FOX411: In a recent documentary, you said you’d like to see “Shooting Star” become a musical. Is that still the case?
Rodgers: There is potential there. I probably shouldn’t say that, because somebody else might jump on it. (laughs) But anyway, it’s an expandable story, and it happens a lot in all kinds of fields, that people can burn themselves out. I mean, I’d love to see Jimi Hendrix now. If he would have reached John Lee Hooker’s age, he would be so amazing. [Hendrix died at 27 in 1970; Hooker was 83 when he died in 2001.]
FOX411: Another single we have to talk about is one of the first 45s I ever personally bought — 1979’s “Rock ’n’ Roll Fantasy.” You picked up one of the early Roland guitar synths and did something pretty amazing with it to get that song.
Rodgers: It did amaze me when I purchased it. I do have to say the trouble with the Roland is you couldn’t take it on the road with you because it was so sensitive; it didn’t like being knocked about. But that aside, I was playing around with it and got this amazing sound and I went, “Wow, this thing is a rock ’n’ roll fantasy.” It came right from that.
FOX411: In the mid-’80s, you played with Jimmy Page for a little while in The Firm. What can you tell me about “Radioactive” [from 1985’s The Firm], since you still sometimes play that one in some of your solo live shows?
Rodgers: I do sometimes, yeah. I was putting together a studio in my house in Kingston, just outside of London, and my producer said, “What do you want to record?” And I went, “Oh, great, I don’t have anything to record!” So I sat with a guitar and wrote that song, and we put that one down. I played it for Jimmy when we got together, and he said, “Well, I like that. Let’s do that.”
FOX411: Have you spoken with Jimmy recently?
Rodgers: Yeah, we keep in touch, absolutely. Jimmy’s a great, great guy. He always comes to the shows whenever we’re at the Royal Albert Hall or Wembley. He’s always there. He’s unbelievable. Jimmy is such a hard worker in the studio, man. He will spend days, just days, doing stuff.
FOX411: Do you feel as a songwriter that you’re channeling a wave, and sometimes things just hit you and you have to get them out?
Rodgers: I do. Yes, I do. I’ve been asked to analyze what it is, but I find the more you analyze, the less you really know. You just kind of open yourself to it, I think.
FOX411: Both Bob Dylan and Keith Richards have said something similar. There’s a wave up there, and when you’re ready to “receive,” you have to let it flow through you. You can’t force it. It just comes out.
Rodgers: Yeah, wow. That’s how they do it too? That’s so interesting that they experience the same thing. Amazing.
FOX411: You’ve received well, then. You’ve written songs over a long period of time that continue to have impact on people.

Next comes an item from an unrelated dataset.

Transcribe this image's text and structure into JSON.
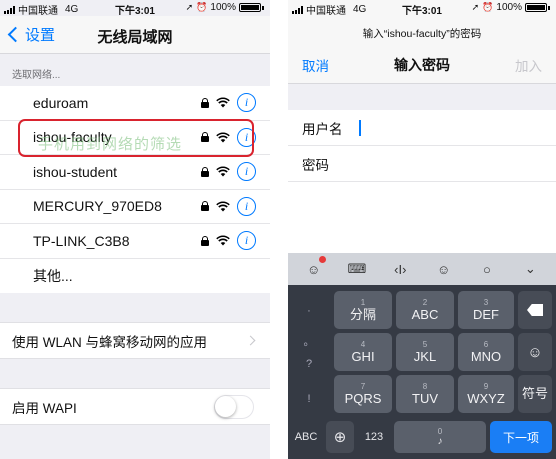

Rodgers: I think part of the art is simplicity, really. The simpler the message, the broader the meaning, in many respects. I think about a song like Free’s “All Right Now,” which I’m often asked about. It’s that sort of song.
FOX411: I think my favorite line in that song will always be, “Let’s move before they raise the parking rate.”
Rodgers: Isn’t that funny? What, that’s like 40 something years ago — and it’s still the case, right? (laughs heartily) [“All Right Now” was released in 1970.] It’s a story that happens all the time: boy meets girl, and boom. But each time it happens, it’s a brand new story. That’s what’s I find interesting.
Mike Mettler is the former editor-in-chief and current music editor of Sound & Vision, and he interviews artists and producers about their love of music and high-resolution audio on his own site, Soundbard.com.